Admittedly, that number is misleading. For one thing, this is the $20 hardcover of All-Star Superman and the $8 digest of Runaways so we’re not exactly comparing apples to apples. Presumably, All-Star Superman will sell some more copies of a soft-cover trade somewhere down the line (I know I’m waiting for one). And, presumably, not as many people would have shelled out $20 for a Runaways hardcover as were willing to shell out for an $8 digest. However, it does show that certain titles have a stronger secondary market presence than others. Runaways is one of them. Looking further down the list, the Runaways digest outsold a volume of Batman: Detective and Wolverine: Origins despite selling significantly fewer copies of single issues.
The Walking Dead
The next thing to catch my eye was barely in the top half of
the sales charts. It was the 43rd
best selling comic of the month: Walking
Dead Vol. 6. What is noteworthy is
not that Walking Dead Vol. 6 was
sitting at #43, but that Walking Dead
Volumes 1, 5 and 2 were also on the chart at numbers 65, 80 and 96. And it wasn’t just April. I looked at the earlier sales charts as
well. Volumes 1, 3, 4 and 5 all charted
in January and again in March. Volumes 1
and 5 both charted in February. Somewhat
quietly, Robert Kirkman’s Walking Dead
has become one of the most consistent selling trades in the market.
These trades aren’t simply selling in the first month of
their release, and maybe the second, before fading away from the charts. No, they’re charting again and again, selling
more than 1,000 extra copies month after month. I have seen this before. I have
seen series that would ship multiple volumes month after month after month, but
they were series like Swamp Thing and
Sandman Now, apparently, the Walking Dead has entered their ranks. Furthermore, the Walking Dead is currently outdoing them as no other series- Swamp Thing, not Sandman is shipping multiple volumes month after month. There are some other consistent sellers, but
they’re Manga or single volume trades like The
Watchmen or 300. Even so, it’s almost odd to think of the Walking Dead as a title that sells as
consistently as The Watchmen and 300.

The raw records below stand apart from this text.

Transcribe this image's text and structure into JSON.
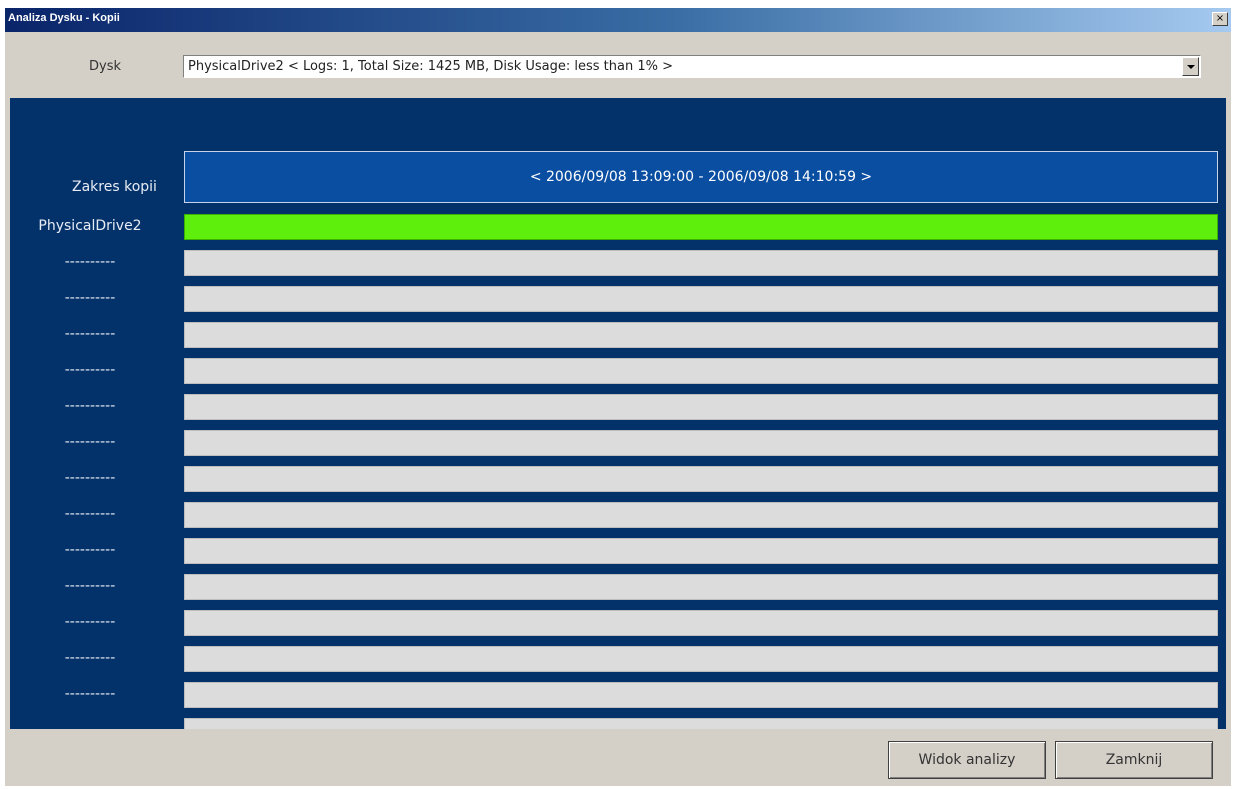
{
  "window": {
    "title": "Analiza Dysku - Kopii",
    "close_glyph": "×"
  },
  "disk": {
    "label": "Dysk",
    "selected": "PhysicalDrive2   < Logs: 1, Total Size: 1425 MB, Disk Usage: less than 1% >"
  },
  "range": {
    "label": "Zakres kopii",
    "value": "< 2006/09/08 13:09:00 - 2006/09/08 14:10:59 >"
  },
  "tracks": [
    {
      "label": "PhysicalDrive2",
      "active": true
    },
    {
      "label": "----------",
      "active": false
    },
    {
      "label": "----------",
      "active": false
    },
    {
      "label": "----------",
      "active": false
    },
    {
      "label": "----------",
      "active": false
    },
    {
      "label": "----------",
      "active": false
    },
    {
      "label": "----------",
      "active": false
    },
    {
      "label": "----------",
      "active": false
    },
    {
      "label": "----------",
      "active": false
    },
    {
      "label": "----------",
      "active": false
    },
    {
      "label": "----------",
      "active": false
    },
    {
      "label": "----------",
      "active": false
    },
    {
      "label": "----------",
      "active": false
    },
    {
      "label": "----------",
      "active": false
    },
    {
      "label": "----------",
      "active": false
    }
  ],
  "buttons": {
    "analysis_view": "Widok analizy",
    "close": "Zamknij"
  },
  "colors": {
    "panel_bg": "#03326b",
    "range_bg": "#0a4ea2",
    "active_track": "#5ef00c",
    "inactive_track": "#dcdcdc",
    "dialog_bg": "#d4d0c8"
  }
}
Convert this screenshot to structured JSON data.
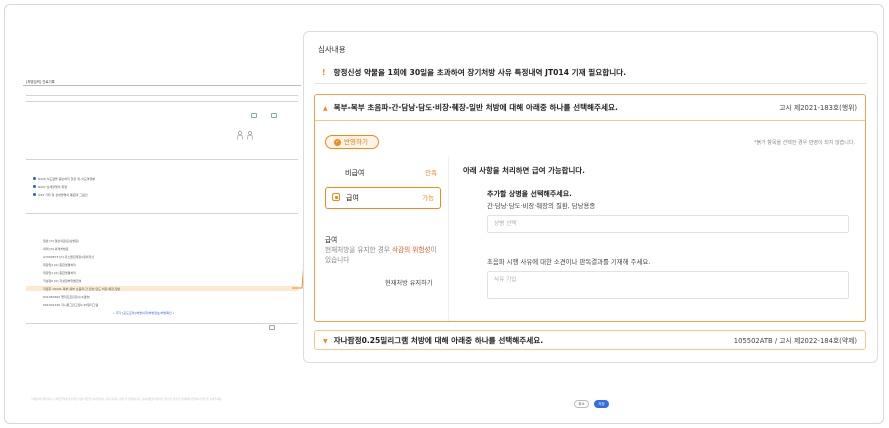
{
  "mini": {
    "window_title": "[처방입력] 진료기록",
    "rows": [
      "R229  식도염을 동반하지 않은 위-식도역류병",
      "R297  상세불명의 위염",
      "Q29  기타 및 상세불명의 통원과 그림인",
      "일반  [0] 일반의원(단순방문)",
      "외래  [0] 외래처방료",
      "A7000873  [0] 리스펜민제정1정외국산",
      "대장암1  [0] 종합영결처리",
      "위장암1  [0] 종합영결처리",
      "저설정0  [0] 자설정부위별급여",
      "자일후  19441  복부-복부 초음파-간·담낭·담도·비장·췌장-일반",
      "641050600  펠리프로린정수(1캡슐)",
      "691001740  자니틀그란고정0.25밀리그램"
    ],
    "links": "• 추가 [포도모약]/처방이력/처방정보/처방확인 •"
  },
  "panel": {
    "title": "심사내용",
    "alert": "항정신성 약물을 1회에 30일을 초과하여 장기처방 사유 특정내역 JT014 기재 필요합니다.",
    "section1": {
      "title": "복부-복부 초음파-간·담낭·담도·비장·췌장-일반 처방에 대해 아래중 하나를 선택해주세요.",
      "ref": "고시 제2021-183호(행위)",
      "apply_label": "반영하기",
      "note": "*붉가 항목을 선택한 경우 반영이 되지 않습니다.",
      "options": [
        {
          "label": "비급여",
          "status": "안족"
        },
        {
          "label": "급여",
          "status": "가능"
        }
      ],
      "option3": {
        "label": "급여",
        "desc_prefix": "현재처방을 유지한 경우 ",
        "desc_warn": "삭감의 위험성",
        "desc_suffix": "이 있습니다",
        "keep_label": "현재처방 유지하기"
      },
      "right": {
        "heading": "아래 사항을 처리하면 급여 가능합니다.",
        "sub1": "추가할 상병을 선택해주세요.",
        "sub1_desc": "간·담낭·담도·비장·췌장의 질환, 담낭용종",
        "input1_placeholder": "상병 선택",
        "sub2": "초음파 시행 사유에 대한 소견이나 판독결과를 기재해 주세요.",
        "input2_placeholder": "사유 기입"
      }
    },
    "section2": {
      "title": "자나팜정0.25밀리그램 처방에 대해 아래중 하나를 선택해주세요.",
      "ref": "105502ATB / 고시 제2022-184호(약제)"
    }
  },
  "footer": {
    "text": "*처방이력 확인하시고 처방입력이 완료되면 저장 버튼을 눌러주세요. 심사 결과는 저장 후 반영됩니다. 심사내용을 확인하고 필요한 항목을 선택하여 반영하기 버튼을 눌러주세요.",
    "cancel": "취소",
    "save": "저장"
  },
  "colors": {
    "accent": "#f08a1c",
    "primary": "#2f6fe5",
    "warn": "#e05a2b"
  }
}
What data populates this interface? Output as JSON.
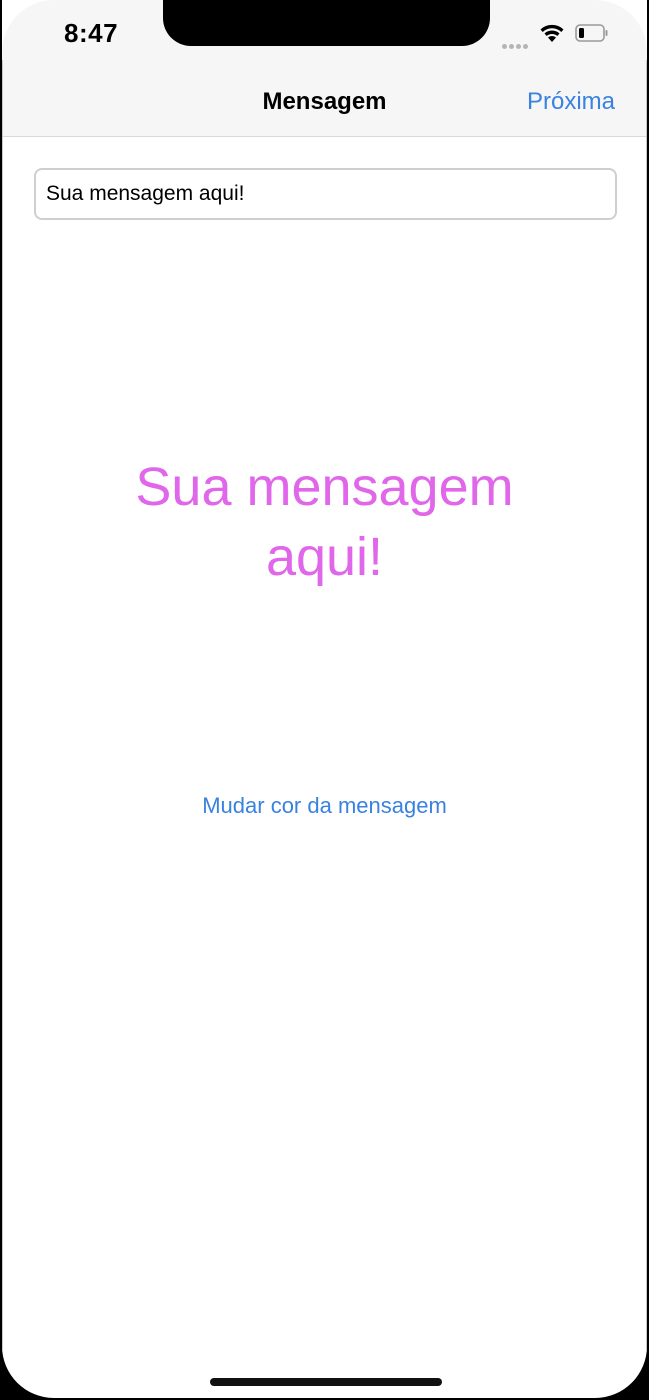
{
  "status_bar": {
    "time": "8:47"
  },
  "nav": {
    "title": "Mensagem",
    "next_label": "Próxima"
  },
  "message_input": {
    "value": "Sua mensagem aqui!",
    "placeholder": ""
  },
  "message_display": {
    "text": "Sua mensagem aqui!",
    "color": "#e066ea"
  },
  "change_color_button": {
    "label": "Mudar cor da mensagem"
  },
  "colors": {
    "accent": "#3a82e0",
    "message": "#e066ea"
  },
  "icons": {
    "signal": "cellular-signal-icon",
    "wifi": "wifi-icon",
    "battery": "battery-icon"
  }
}
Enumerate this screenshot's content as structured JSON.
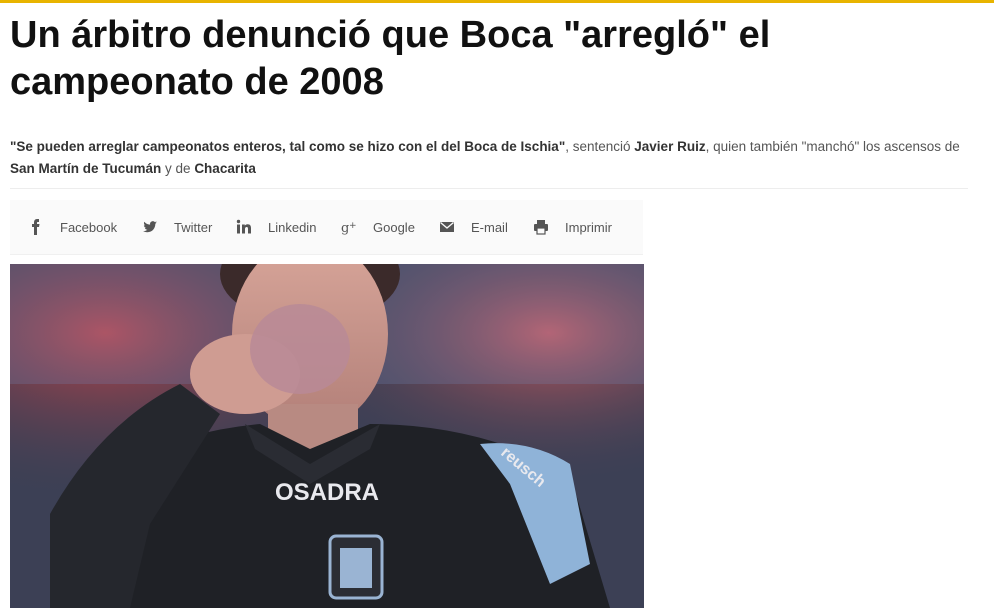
{
  "article": {
    "title_line1": "Un árbitro denunció que Boca \"arregló\" el",
    "title_line2": "campeonato de 2008",
    "summary": {
      "quote": "\"Se pueden arreglar campeonatos enteros, tal como se hizo con el del Boca de Ischia\"",
      "t1": ", sentenció ",
      "name": "Javier Ruiz",
      "t2": ", quien también \"manchó\" los ascensos de ",
      "club1": "San Martín de Tucumán",
      "t3": " y de ",
      "club2": "Chacarita"
    },
    "photo": {
      "shirt_text": "OSADRA",
      "sleeve_text": "reusch"
    }
  },
  "share": {
    "items": [
      {
        "label": "Facebook",
        "icon": "facebook-icon"
      },
      {
        "label": "Twitter",
        "icon": "twitter-icon"
      },
      {
        "label": "Linkedin",
        "icon": "linkedin-icon"
      },
      {
        "label": "Google",
        "icon": "google-plus-icon"
      },
      {
        "label": "E-mail",
        "icon": "email-icon"
      },
      {
        "label": "Imprimir",
        "icon": "print-icon"
      }
    ]
  },
  "colors": {
    "accent": "#e8b400",
    "title": "#111111",
    "text": "#555555"
  }
}
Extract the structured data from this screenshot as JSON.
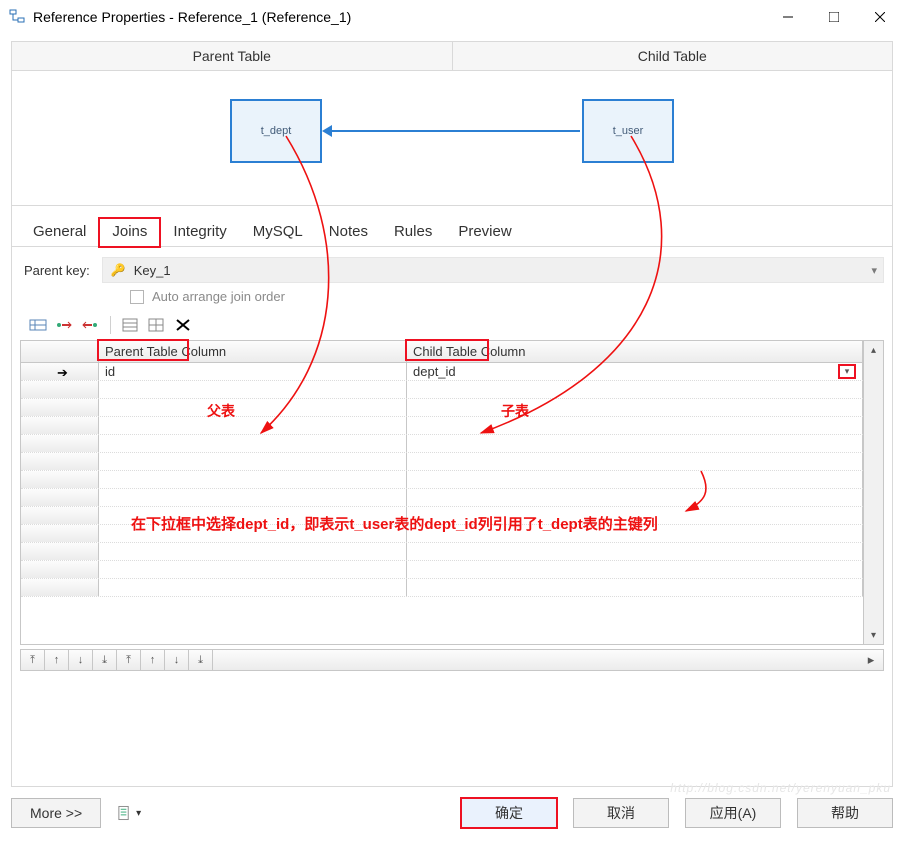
{
  "window": {
    "title": "Reference Properties - Reference_1 (Reference_1)"
  },
  "diagram": {
    "parent_header": "Parent Table",
    "child_header": "Child Table",
    "parent_name": "t_dept",
    "child_name": "t_user"
  },
  "tabs": {
    "general": "General",
    "joins": "Joins",
    "integrity": "Integrity",
    "mysql": "MySQL",
    "notes": "Notes",
    "rules": "Rules",
    "preview": "Preview",
    "active": "Joins"
  },
  "parent_key": {
    "label": "Parent key:",
    "value": "Key_1",
    "auto_arrange_label": "Auto arrange join order",
    "auto_arrange_checked": false
  },
  "grid": {
    "headers": {
      "parent": "Parent Table Column",
      "child": "Child Table Column"
    },
    "rows": [
      {
        "parent": "id",
        "child": "dept_id"
      }
    ]
  },
  "buttons": {
    "more": "More >>",
    "ok": "确定",
    "cancel": "取消",
    "apply": "应用(A)",
    "help": "帮助"
  },
  "annotations": {
    "parent_label": "父表",
    "child_label": "子表",
    "hint": "在下拉框中选择dept_id，即表示t_user表的dept_id列引用了t_dept表的主键列"
  },
  "watermark": "http://blog.csdn.net/yerenyuan_pku"
}
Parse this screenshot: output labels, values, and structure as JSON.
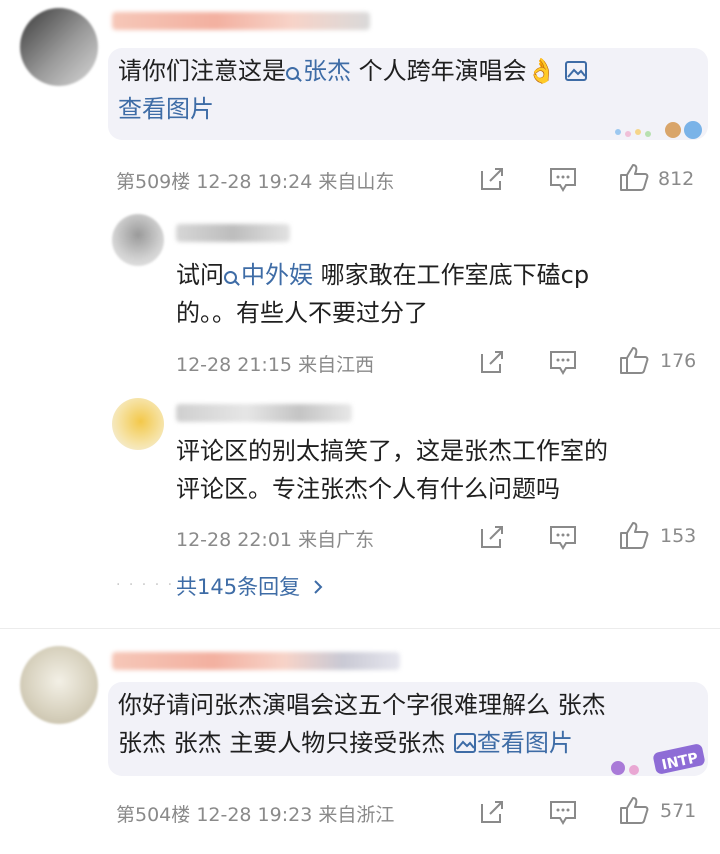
{
  "comments": [
    {
      "text_before_topic": "请你们注意这是",
      "topic": "张杰",
      "text_after_topic": " 个人跨年演唱会👌",
      "image_link": "查看图片",
      "floor": "第509楼",
      "time": "12-28 19:24",
      "location": "来自山东",
      "likes": "812"
    },
    {
      "text_before_topic": "你好请问张杰演唱会这五个字很难理解么 张杰",
      "line2": "张杰 张杰 主要人物只接受张杰 ",
      "image_link": "查看图片",
      "floor": "第504楼",
      "time": "12-28 19:23",
      "location": "来自浙江",
      "likes": "571"
    }
  ],
  "replies": [
    {
      "text_before_topic": "试问",
      "topic": "中外娱",
      "text_after_topic": " 哪家敢在工作室底下磕cp",
      "line2": "的。。有些人不要过分了",
      "time": "12-28 21:15",
      "location": "来自江西",
      "likes": "176"
    },
    {
      "line1": "评论区的别太搞笑了，这是张杰工作室的",
      "line2": "评论区。专注张杰个人有什么问题吗",
      "time": "12-28 22:01",
      "location": "来自广东",
      "likes": "153"
    }
  ],
  "more_replies": "共145条回复",
  "icons": {
    "share": "share-icon",
    "comment": "comment-icon",
    "like": "thumbs-up-icon",
    "image": "image-icon",
    "search": "search-icon"
  },
  "colors": {
    "link": "#3e6ca6",
    "meta": "#8a8a8a",
    "bubble": "#f2f2f8"
  }
}
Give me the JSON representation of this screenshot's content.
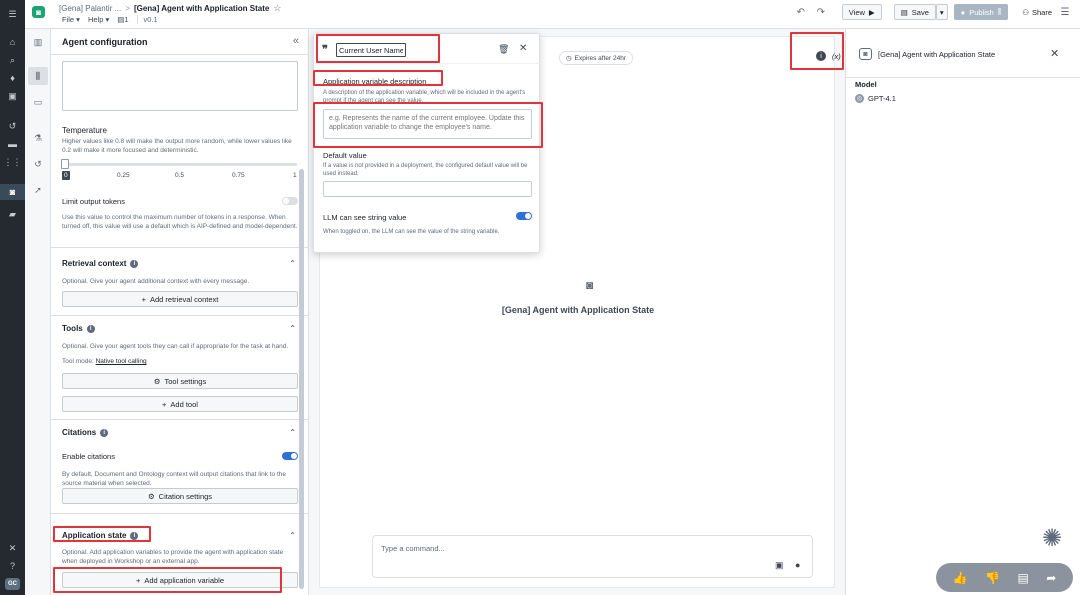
{
  "header": {
    "breadcrumb_parent": "[Gena] Palantir ...",
    "breadcrumb_separator": ">",
    "title": "[Gena] Agent with Application State",
    "menu_file": "File",
    "menu_help": "Help",
    "pages_count": "1",
    "version": "v0.1",
    "view_label": "View",
    "save_label": "Save",
    "publish_label": "Publish",
    "share_label": "Share"
  },
  "config": {
    "title": "Agent configuration",
    "temperature_label": "Temperature",
    "temperature_desc": "Higher values like 0.8 will make the output more random, while lower values like 0.2 will make it more focused and deterministic.",
    "temperature_value": 0,
    "ticks": [
      "0",
      "0.25",
      "0.5",
      "0.75",
      "1"
    ],
    "limit_tokens_label": "Limit output tokens",
    "limit_tokens_desc": "Use this value to control the maximum number of tokens in a response. When turned off, this value will use a default which is AIP-defined and model-dependent.",
    "retrieval_title": "Retrieval context",
    "retrieval_desc": "Optional. Give your agent additional context with every message.",
    "retrieval_button": "Add retrieval context",
    "tools_title": "Tools",
    "tools_desc": "Optional. Give your agent tools they can call if appropriate for the task at hand.",
    "tool_mode_label": "Tool mode:",
    "tool_mode_value": "Native tool calling",
    "tool_settings_button": "Tool settings",
    "add_tool_button": "Add tool",
    "citations_title": "Citations",
    "enable_citations_label": "Enable citations",
    "citations_desc": "By default, Document and Ontology context will output citations that link to the source material when selected.",
    "citation_settings_button": "Citation settings",
    "app_state_title": "Application state",
    "app_state_desc": "Optional. Add application variables to provide the agent with application state when deployed in Workshop or an external app.",
    "add_app_var_button": "Add application variable"
  },
  "popover": {
    "variable_name": "Current User Name",
    "desc_label": "Application variable description",
    "desc_help": "A description of the application variable, which will be included in the agent's prompt if the agent can see the value.",
    "desc_placeholder": "e.g. Represents the name of the current employee. Update this application variable to change the employee's name.",
    "default_label": "Default value",
    "default_help": "If a value is not provided in a deployment, the configured default value will be used instead.",
    "llm_label": "LLM can see string value",
    "llm_help": "When toggled on, the LLM can see the value of the string variable."
  },
  "center": {
    "expires_label": "Expires after 24hr",
    "variables_label": "(x)",
    "agent_name": "[Gena] Agent with Application State",
    "composer_placeholder": "Type a command..."
  },
  "right": {
    "title": "[Gena] Agent with Application State",
    "model_label": "Model",
    "model_value": "GPT-4.1"
  },
  "colors": {
    "highlight": "#e0353b",
    "toggle_on": "#2d72d2",
    "brand": "#1ea376"
  }
}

I mentioned in my last column that I had grown bored with The Walking Dead. I may not be reading the title anymore, but I can't help but be impressed by its success.
Originally Published at CaptainComics.us, on June 1, 2007